» Entries from a dataset of interfaces
▼
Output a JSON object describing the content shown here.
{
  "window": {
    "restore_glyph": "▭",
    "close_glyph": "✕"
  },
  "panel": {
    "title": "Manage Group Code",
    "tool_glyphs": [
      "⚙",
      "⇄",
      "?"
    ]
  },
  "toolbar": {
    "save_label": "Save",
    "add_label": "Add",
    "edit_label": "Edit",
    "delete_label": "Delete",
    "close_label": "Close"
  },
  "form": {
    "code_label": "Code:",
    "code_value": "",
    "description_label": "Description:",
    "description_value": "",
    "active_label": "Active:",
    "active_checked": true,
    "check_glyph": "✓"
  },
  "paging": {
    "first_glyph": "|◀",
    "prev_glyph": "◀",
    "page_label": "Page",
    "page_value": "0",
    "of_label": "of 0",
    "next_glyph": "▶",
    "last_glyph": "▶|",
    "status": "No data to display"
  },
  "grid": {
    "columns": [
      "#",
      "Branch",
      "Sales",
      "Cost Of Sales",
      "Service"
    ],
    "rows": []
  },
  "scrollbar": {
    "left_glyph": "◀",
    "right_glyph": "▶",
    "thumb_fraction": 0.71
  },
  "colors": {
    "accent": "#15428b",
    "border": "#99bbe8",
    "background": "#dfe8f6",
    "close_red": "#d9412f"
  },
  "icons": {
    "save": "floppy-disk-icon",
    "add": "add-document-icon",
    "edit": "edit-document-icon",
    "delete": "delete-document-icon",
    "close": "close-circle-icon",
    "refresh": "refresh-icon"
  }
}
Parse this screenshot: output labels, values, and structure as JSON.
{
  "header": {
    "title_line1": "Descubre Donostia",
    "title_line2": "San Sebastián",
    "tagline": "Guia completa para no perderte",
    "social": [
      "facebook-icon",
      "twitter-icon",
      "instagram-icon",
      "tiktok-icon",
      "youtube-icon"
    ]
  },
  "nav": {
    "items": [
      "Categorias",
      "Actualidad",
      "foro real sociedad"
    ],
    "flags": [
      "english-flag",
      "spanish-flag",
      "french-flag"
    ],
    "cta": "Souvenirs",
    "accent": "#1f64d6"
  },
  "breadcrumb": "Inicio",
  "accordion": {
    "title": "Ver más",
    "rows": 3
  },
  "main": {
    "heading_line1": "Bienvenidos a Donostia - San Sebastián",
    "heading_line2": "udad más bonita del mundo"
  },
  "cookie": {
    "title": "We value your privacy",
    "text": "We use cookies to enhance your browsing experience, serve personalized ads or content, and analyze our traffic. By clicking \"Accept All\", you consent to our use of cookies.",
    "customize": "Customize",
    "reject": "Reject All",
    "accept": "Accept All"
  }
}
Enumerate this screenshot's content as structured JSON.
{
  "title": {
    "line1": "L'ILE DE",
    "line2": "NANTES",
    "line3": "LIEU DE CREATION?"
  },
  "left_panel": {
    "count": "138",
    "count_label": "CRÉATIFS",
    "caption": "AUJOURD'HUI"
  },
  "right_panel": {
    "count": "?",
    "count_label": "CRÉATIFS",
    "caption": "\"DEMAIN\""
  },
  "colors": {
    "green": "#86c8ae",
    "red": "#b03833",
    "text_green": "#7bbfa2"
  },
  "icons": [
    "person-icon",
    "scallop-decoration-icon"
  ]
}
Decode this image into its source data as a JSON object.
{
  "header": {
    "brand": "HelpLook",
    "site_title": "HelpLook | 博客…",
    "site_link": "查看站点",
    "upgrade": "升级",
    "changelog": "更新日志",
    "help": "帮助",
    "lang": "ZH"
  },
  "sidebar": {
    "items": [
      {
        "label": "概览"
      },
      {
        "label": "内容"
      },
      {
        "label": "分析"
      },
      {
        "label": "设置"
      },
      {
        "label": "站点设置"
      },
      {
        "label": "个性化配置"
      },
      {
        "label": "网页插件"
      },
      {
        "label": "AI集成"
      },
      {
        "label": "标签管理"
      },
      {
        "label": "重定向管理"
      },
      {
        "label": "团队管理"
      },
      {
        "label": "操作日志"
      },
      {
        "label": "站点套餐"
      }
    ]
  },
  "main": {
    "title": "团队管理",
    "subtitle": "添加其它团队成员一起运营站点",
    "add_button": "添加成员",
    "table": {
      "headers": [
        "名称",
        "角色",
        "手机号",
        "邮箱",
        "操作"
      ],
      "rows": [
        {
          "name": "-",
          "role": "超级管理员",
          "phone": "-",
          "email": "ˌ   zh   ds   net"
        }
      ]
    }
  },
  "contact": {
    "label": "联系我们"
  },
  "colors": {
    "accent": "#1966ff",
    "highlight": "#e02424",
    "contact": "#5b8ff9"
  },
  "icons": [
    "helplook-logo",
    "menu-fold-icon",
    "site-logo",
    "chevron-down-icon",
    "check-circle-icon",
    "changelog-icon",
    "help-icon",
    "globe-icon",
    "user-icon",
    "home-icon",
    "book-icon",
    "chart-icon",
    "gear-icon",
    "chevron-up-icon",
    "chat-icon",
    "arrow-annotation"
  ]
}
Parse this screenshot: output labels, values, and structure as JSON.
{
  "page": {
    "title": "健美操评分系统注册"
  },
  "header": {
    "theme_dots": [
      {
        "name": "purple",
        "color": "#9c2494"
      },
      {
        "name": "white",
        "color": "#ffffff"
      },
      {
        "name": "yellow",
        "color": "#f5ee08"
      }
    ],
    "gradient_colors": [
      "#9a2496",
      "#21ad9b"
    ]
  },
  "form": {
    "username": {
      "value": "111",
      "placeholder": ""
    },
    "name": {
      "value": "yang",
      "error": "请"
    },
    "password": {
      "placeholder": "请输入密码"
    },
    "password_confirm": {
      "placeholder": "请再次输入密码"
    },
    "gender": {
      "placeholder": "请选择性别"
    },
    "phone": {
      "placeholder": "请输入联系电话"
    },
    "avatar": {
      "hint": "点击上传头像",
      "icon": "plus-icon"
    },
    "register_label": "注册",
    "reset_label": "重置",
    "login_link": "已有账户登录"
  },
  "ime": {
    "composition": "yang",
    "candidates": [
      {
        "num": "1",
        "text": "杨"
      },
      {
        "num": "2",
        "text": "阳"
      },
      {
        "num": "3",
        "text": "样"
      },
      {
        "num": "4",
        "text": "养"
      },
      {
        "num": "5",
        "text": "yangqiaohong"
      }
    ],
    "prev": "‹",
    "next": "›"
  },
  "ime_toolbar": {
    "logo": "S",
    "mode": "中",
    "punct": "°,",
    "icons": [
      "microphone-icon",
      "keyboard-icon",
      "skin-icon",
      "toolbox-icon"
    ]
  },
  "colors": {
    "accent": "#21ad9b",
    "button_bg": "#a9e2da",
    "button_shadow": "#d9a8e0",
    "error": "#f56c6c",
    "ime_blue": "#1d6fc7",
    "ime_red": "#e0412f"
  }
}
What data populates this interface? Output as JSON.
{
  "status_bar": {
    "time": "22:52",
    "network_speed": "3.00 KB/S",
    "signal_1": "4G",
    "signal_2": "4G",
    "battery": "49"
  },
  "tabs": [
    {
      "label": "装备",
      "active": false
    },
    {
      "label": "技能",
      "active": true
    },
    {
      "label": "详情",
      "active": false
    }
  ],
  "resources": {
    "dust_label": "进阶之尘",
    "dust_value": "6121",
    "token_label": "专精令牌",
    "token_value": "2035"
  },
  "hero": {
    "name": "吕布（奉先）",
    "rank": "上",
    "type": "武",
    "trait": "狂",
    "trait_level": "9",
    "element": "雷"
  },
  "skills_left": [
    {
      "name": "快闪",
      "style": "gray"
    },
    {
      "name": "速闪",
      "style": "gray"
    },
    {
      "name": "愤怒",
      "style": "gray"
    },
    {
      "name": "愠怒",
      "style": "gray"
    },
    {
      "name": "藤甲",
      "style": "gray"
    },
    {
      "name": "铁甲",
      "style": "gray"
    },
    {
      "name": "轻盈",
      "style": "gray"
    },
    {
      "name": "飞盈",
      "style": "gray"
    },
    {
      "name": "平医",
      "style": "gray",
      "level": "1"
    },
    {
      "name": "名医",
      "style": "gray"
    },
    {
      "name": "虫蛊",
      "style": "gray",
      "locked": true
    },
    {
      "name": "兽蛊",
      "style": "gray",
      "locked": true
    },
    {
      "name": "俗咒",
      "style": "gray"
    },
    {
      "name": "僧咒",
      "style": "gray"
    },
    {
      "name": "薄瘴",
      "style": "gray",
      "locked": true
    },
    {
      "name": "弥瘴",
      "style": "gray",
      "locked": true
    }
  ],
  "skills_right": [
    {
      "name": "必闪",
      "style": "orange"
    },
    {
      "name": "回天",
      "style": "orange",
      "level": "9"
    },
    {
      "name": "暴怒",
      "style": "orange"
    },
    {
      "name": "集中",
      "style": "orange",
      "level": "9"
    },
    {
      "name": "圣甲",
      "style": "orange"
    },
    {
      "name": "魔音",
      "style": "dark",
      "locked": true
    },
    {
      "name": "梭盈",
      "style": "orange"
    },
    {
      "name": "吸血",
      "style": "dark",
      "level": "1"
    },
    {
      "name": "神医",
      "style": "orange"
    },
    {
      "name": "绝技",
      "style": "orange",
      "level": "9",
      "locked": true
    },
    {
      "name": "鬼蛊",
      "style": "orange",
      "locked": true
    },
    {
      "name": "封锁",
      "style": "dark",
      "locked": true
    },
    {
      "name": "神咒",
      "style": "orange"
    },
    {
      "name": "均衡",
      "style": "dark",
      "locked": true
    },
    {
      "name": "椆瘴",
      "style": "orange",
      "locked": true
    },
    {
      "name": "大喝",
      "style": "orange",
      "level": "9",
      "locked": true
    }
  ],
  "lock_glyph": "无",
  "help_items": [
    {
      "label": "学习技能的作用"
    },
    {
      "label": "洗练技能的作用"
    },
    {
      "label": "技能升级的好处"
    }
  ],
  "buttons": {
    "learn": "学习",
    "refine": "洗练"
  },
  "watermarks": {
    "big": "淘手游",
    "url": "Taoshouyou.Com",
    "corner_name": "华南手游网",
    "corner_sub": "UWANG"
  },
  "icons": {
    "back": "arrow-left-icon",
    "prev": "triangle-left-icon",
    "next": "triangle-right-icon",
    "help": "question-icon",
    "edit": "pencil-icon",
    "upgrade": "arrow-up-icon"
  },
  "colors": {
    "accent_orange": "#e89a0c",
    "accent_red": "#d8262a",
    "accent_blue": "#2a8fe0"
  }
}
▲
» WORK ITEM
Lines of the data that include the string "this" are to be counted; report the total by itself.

» TASK RESPONSE
5